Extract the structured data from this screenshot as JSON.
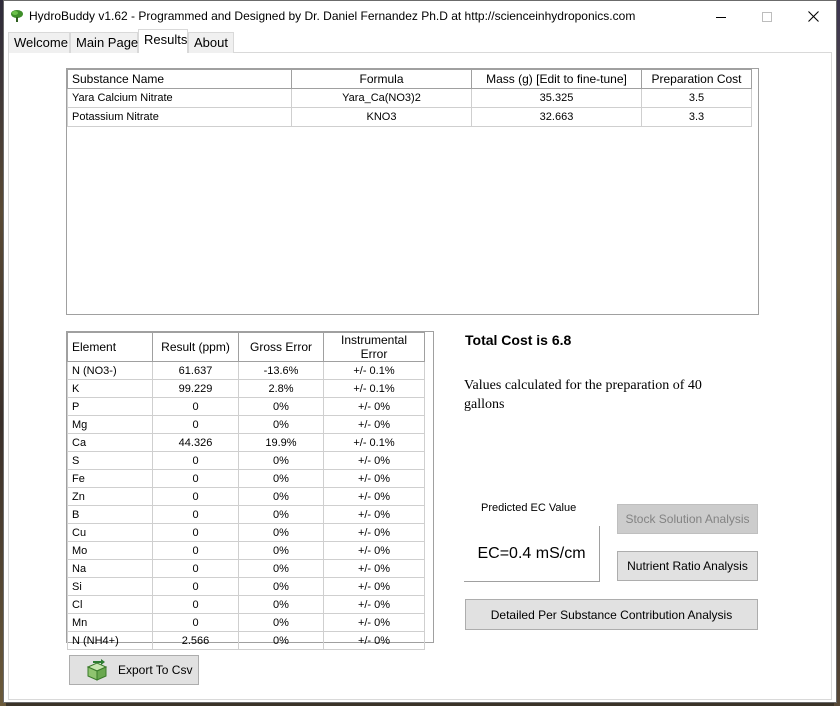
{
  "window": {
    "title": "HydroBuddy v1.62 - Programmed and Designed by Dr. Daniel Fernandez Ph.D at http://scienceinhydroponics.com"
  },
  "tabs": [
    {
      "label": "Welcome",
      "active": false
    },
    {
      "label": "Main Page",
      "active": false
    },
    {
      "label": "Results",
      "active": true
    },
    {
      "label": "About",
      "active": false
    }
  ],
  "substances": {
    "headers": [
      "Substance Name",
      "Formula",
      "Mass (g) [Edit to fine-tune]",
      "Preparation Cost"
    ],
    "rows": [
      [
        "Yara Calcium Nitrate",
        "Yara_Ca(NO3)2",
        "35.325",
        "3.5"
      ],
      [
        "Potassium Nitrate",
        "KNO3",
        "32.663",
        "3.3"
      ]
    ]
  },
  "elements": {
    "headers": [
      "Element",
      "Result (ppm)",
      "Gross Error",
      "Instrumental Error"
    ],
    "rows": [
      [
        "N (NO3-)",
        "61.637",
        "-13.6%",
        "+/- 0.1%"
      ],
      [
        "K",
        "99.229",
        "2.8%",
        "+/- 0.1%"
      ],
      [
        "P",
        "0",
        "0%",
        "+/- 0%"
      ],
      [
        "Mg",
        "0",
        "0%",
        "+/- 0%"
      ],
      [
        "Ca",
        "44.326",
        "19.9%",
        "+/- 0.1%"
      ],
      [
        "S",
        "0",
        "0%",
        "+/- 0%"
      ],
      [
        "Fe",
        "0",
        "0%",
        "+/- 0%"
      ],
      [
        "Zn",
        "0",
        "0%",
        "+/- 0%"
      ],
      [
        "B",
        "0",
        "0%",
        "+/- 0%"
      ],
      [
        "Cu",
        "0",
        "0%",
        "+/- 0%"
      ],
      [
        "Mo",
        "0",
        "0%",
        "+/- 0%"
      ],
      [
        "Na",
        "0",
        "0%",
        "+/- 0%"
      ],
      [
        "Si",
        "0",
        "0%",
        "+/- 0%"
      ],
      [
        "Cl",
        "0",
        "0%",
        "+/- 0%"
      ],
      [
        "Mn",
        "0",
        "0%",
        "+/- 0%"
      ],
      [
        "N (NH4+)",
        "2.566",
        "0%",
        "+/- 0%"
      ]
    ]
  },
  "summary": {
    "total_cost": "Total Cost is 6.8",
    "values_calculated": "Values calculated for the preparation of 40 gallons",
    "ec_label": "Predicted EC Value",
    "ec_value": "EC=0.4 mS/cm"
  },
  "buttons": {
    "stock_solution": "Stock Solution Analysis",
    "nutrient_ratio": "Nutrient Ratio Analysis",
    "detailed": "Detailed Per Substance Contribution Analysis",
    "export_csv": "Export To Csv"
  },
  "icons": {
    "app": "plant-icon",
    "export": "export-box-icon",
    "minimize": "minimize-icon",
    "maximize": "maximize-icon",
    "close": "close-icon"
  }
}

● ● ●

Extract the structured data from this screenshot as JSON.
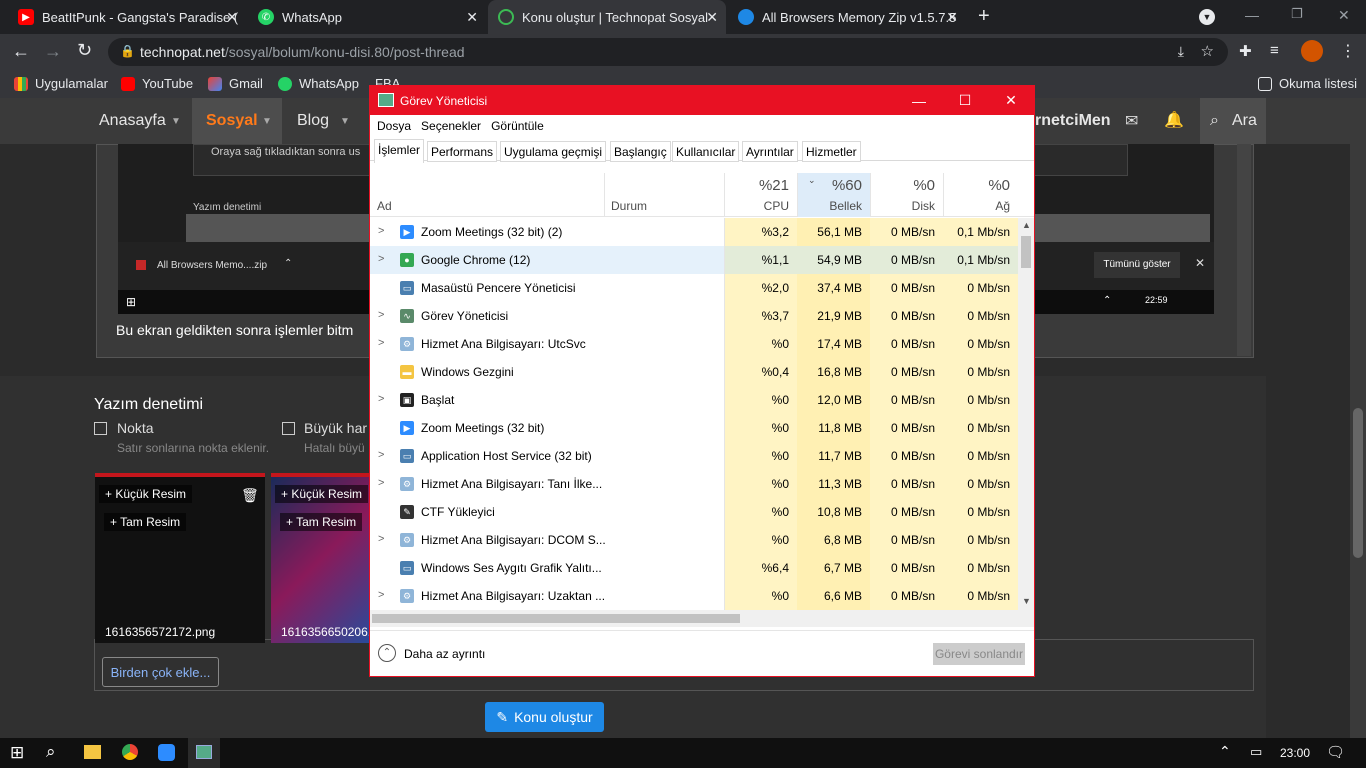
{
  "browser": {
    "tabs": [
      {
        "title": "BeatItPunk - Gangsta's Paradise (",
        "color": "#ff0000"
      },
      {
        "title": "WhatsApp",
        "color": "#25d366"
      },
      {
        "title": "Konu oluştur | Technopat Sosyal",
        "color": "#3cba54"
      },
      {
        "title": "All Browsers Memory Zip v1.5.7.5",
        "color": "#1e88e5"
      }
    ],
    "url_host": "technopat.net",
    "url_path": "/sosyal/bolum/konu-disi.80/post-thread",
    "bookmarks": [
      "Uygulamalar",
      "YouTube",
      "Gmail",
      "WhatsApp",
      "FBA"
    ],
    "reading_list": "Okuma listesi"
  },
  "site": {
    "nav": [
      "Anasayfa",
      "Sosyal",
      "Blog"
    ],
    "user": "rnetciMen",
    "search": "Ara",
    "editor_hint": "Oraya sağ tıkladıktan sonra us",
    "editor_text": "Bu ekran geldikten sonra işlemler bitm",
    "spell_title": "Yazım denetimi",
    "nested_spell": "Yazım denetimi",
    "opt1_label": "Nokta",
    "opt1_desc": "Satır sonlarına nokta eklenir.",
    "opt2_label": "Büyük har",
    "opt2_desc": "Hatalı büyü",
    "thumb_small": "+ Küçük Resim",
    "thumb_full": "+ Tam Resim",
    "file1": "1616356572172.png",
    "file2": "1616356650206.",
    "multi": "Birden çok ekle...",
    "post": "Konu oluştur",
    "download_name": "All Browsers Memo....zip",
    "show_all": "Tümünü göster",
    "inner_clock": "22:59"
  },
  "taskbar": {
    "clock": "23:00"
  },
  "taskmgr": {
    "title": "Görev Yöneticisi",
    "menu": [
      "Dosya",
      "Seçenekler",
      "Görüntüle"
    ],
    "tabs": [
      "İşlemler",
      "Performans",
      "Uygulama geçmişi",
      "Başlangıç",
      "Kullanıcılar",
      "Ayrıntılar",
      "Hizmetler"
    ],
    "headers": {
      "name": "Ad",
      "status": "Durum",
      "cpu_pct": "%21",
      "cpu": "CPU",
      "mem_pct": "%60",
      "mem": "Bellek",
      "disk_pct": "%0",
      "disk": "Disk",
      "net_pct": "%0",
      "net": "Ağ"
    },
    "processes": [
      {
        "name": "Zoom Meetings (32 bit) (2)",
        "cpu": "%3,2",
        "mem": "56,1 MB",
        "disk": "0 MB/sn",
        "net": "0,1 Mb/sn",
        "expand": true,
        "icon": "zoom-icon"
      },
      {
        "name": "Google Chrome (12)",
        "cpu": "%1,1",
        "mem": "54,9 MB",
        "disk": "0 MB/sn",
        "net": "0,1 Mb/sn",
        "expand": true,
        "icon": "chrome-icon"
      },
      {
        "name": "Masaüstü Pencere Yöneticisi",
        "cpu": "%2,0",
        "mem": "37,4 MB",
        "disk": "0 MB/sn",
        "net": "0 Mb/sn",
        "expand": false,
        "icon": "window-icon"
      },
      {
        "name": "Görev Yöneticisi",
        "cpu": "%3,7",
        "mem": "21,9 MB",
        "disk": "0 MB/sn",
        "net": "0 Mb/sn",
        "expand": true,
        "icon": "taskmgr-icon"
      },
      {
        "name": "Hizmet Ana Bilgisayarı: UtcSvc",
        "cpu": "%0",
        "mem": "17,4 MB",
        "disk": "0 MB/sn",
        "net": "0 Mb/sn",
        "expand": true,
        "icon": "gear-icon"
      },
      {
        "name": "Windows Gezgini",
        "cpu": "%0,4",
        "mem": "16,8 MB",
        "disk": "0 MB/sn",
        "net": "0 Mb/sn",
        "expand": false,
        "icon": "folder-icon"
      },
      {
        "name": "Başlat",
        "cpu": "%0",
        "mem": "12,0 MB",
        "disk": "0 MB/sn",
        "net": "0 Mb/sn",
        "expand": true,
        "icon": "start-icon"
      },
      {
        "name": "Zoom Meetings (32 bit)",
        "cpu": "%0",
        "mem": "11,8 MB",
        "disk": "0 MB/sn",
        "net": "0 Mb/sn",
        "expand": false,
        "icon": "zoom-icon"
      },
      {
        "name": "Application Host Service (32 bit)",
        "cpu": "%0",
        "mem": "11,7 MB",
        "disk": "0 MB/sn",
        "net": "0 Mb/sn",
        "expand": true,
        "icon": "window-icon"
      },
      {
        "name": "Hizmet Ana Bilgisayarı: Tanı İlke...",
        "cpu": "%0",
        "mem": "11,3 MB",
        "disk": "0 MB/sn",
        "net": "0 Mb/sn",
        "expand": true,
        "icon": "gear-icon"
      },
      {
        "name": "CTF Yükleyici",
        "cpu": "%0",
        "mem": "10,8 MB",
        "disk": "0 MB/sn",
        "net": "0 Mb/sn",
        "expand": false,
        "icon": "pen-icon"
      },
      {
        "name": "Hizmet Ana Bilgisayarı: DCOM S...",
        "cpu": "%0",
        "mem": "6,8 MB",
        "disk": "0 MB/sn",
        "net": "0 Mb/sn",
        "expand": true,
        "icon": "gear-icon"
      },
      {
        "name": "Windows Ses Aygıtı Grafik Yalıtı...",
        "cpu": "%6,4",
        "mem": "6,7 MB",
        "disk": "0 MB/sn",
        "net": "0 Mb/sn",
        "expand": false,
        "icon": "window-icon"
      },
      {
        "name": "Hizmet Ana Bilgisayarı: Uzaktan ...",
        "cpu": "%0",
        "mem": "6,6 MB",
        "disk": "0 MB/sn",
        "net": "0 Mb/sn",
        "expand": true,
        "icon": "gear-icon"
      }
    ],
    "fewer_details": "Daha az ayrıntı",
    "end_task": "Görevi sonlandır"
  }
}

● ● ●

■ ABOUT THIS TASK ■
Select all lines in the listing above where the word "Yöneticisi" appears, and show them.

■ REPLY ■
    "title": "Görev Yöneticisi",
        "name": "Masaüstü Pencere Yöneticisi",
        "name": "Görev Yöneticisi",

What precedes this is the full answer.